The idea that you have to prove you are disabled is based on "the misconception that there are two distinct groups in society – those with disabilities and those without," Burgdorf says. "People actually vary across a whole spectrum of infinitely small gradations of ability with regard to each individual functional skill, and the importance of particular functional skills varies immensely according to the situation, and can be greatly affected by the availability or unavailability of accommodations and alternative methods of doing things."
By insisting that you have to prove you are disabled to get its protection, the Court is interpreting the ADA as just another piece of benefits legislation, and not as the civil rights law Congress intended it to be. The protection of the law is being seen as a special privilege to be awarded to a special class of people ‘the truly disabled." Maybe we shouldn’t be so surprised. Ever since the 4th Century AD, when the Code of Justinian (Emperor of the Byzantine Empire) granted to "the truly disabled" the privilege to beg in the streets (nondisabled were not allowed to beg), all laws dealing with disability have always consisted of ways to provide assistance, award a benefit, compensate for an unfortunate plight. The ADA is the first of its kind. Everyone, including the Supreme Court Justices, has great difficulty understanding what it’s all about - a civil rights law.
Civil rights laws are supposed to cover all of us. Their protection "kicks in" when any one of us faces an act of discrimination on the basis of race, creed, gender, sexual preference, age, and, yes, disability.
"You don’t have to prove "how black" you are in order to use the Civil Rights Act’s protection," writes Mary Johnson in The Ragged Edge (June, 1999, Extra). Justice John Paul Stevens who, with Justice Breyer, filed a dissenting opinion in both Sutton and Murphy, writes: "Congress focused almost entirely on the problem of discrimination against African-Americans when it enacted Title VII of the Civil Rights Act in 1964, but that narrow focus could not possibly justify a construction of the statute that excluded Hispanic-Americans or Asian-Americans or, as we later decided ‘ironically enough,’ Caucasians."
Yet that’s what the Supreme Court has done with the ADA. It has narrowed its scope and excluded a great many of us from the protection of the law.
The Court listened to and was swayed by business interests. Justice Stevens in his dissent writes: "The Court was cowed by the persistent argument that [a liberal interpretation of the ADA’s definition of disability] would lead to a tidal wave of lawsuits." Less politely, Mary Johnson points the finger at "pundits who’ve issued increasingly shrill warnings that the ADA is allowing whiners and malcontented workers to accuse employers willy-nilly of discrimination."

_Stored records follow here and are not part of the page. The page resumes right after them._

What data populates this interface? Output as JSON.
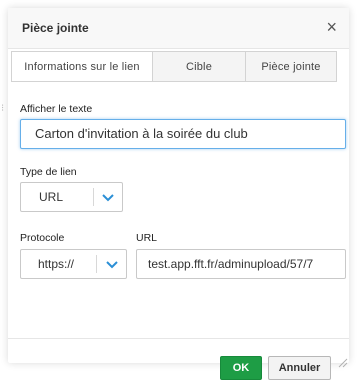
{
  "dialog": {
    "title": "Pièce jointe",
    "close_symbol": "×"
  },
  "tabs": [
    {
      "label": "Informations sur le lien",
      "active": true
    },
    {
      "label": "Cible",
      "active": false
    },
    {
      "label": "Pièce jointe",
      "active": false
    }
  ],
  "form": {
    "display_text": {
      "label": "Afficher le texte",
      "value": "Carton d'invitation à la soirée du club"
    },
    "link_type": {
      "label": "Type de lien",
      "value": "URL"
    },
    "protocol": {
      "label": "Protocole",
      "value": "https://"
    },
    "url": {
      "label": "URL",
      "value": "test.app.fft.fr/adminupload/57/7"
    }
  },
  "buttons": {
    "ok": "OK",
    "cancel": "Annuler"
  },
  "colors": {
    "accent_blue": "#2b8fd6",
    "ok_green": "#1e9d45"
  },
  "icons": {
    "close": "close-icon",
    "dropdown": "chevron-down-icon",
    "resize": "resize-grip-icon"
  }
}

And while the ADA’s enemies wailed and raved, our community kept quiet. Why? Because we thought we had more urgent matters to address, more important battles to fight? Because we couldn’t really identify with nearsighted pilots the way we could with two women locked up in an institution? Because secretly or not so secretly many of our own people feel annoyed when those who are not "truly disabled" try to reap the fruits of our hard work? Whatever the reason, the damage is done.
What do we do now? More litigation? New legislation? Demonstrations? Arrests? Take it to the streets? Get the media to pay attention? Are we ready to fight back now? Now that, as Chai Feldblum, who helped draft the law, put it, the ADA is left "with a huge gaping hole right at its heart?"